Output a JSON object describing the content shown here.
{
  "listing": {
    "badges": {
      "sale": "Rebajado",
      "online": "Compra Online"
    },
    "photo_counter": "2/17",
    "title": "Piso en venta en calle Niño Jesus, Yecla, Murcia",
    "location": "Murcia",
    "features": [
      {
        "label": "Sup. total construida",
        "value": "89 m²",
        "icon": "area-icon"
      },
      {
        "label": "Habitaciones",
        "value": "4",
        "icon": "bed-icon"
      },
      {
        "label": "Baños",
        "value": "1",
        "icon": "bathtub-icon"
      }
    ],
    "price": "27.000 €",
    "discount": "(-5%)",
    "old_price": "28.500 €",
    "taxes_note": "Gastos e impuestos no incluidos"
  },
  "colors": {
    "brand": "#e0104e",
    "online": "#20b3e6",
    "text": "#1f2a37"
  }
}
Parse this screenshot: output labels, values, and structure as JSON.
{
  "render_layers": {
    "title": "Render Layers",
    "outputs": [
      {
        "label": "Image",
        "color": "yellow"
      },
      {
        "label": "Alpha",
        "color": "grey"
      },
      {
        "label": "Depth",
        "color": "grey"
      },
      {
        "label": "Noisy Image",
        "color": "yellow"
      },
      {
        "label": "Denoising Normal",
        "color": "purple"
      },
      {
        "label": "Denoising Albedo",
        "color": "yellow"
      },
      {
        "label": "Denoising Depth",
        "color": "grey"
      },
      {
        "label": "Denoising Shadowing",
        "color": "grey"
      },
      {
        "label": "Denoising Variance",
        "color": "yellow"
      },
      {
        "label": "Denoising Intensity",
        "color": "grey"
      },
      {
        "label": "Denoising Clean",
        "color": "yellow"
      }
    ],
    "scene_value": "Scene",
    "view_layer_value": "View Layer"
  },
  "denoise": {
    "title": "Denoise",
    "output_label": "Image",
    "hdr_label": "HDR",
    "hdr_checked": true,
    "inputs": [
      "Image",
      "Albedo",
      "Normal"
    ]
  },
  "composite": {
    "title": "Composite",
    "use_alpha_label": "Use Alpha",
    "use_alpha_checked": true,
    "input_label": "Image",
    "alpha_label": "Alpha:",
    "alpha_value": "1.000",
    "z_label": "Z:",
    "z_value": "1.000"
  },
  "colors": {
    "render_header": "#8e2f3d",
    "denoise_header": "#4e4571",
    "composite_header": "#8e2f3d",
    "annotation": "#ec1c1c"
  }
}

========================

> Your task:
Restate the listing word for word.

> Written solution:
Output a JSON object describing the content shown here.
{
  "listing": {
    "badges": {
      "sale": "Rebajado",
      "online": "Compra Online"
    },
    "photo_counter": "2/17",
    "title": "Piso en venta en calle Niño Jesus, Yecla, Murcia",
    "location": "Murcia",
    "features": [
      {
        "label": "Sup. total construida",
        "value": "89 m²",
        "icon": "area-icon"
      },
      {
        "label": "Habitaciones",
        "value": "4",
        "icon": "bed-icon"
      },
      {
        "label": "Baños",
        "value": "1",
        "icon": "bathtub-icon"
      }
    ],
    "price": "27.000 €",
    "discount": "(-5%)",
    "old_price": "28.500 €",
    "taxes_note": "Gastos e impuestos no incluidos"
  },
  "colors": {
    "brand": "#e0104e",
    "online": "#20b3e6",
    "text": "#1f2a37"
  }
}
Parse this screenshot: output labels, values, and structure as JSON.
{
  "render_layers": {
    "title": "Render Layers",
    "outputs": [
      {
        "label": "Image",
        "color": "yellow"
      },
      {
        "label": "Alpha",
        "color": "grey"
      },
      {
        "label": "Depth",
        "color": "grey"
      },
      {
        "label": "Noisy Image",
        "color": "yellow"
      },
      {
        "label": "Denoising Normal",
        "color": "purple"
      },
      {
        "label": "Denoising Albedo",
        "color": "yellow"
      },
      {
        "label": "Denoising Depth",
        "color": "grey"
      },
      {
        "label": "Denoising Shadowing",
        "color": "grey"
      },
      {
        "label": "Denoising Variance",
        "color": "yellow"
      },
      {
        "label": "Denoising Intensity",
        "color": "grey"
      },
      {
        "label": "Denoising Clean",
        "color": "yellow"
      }
    ],
    "scene_value": "Scene",
    "view_layer_value": "View Layer"
  },
  "denoise": {
    "title": "Denoise",
    "output_label": "Image",
    "hdr_label": "HDR",
    "hdr_checked": true,
    "inputs": [
      "Image",
      "Albedo",
      "Normal"
    ]
  },
  "composite": {
    "title": "Composite",
    "use_alpha_label": "Use Alpha",
    "use_alpha_checked": true,
    "input_label": "Image",
    "alpha_label": "Alpha:",
    "alpha_value": "1.000",
    "z_label": "Z:",
    "z_value": "1.000"
  },
  "colors": {
    "render_header": "#8e2f3d",
    "denoise_header": "#4e4571",
    "composite_header": "#8e2f3d",
    "annotation": "#ec1c1c"
  }
}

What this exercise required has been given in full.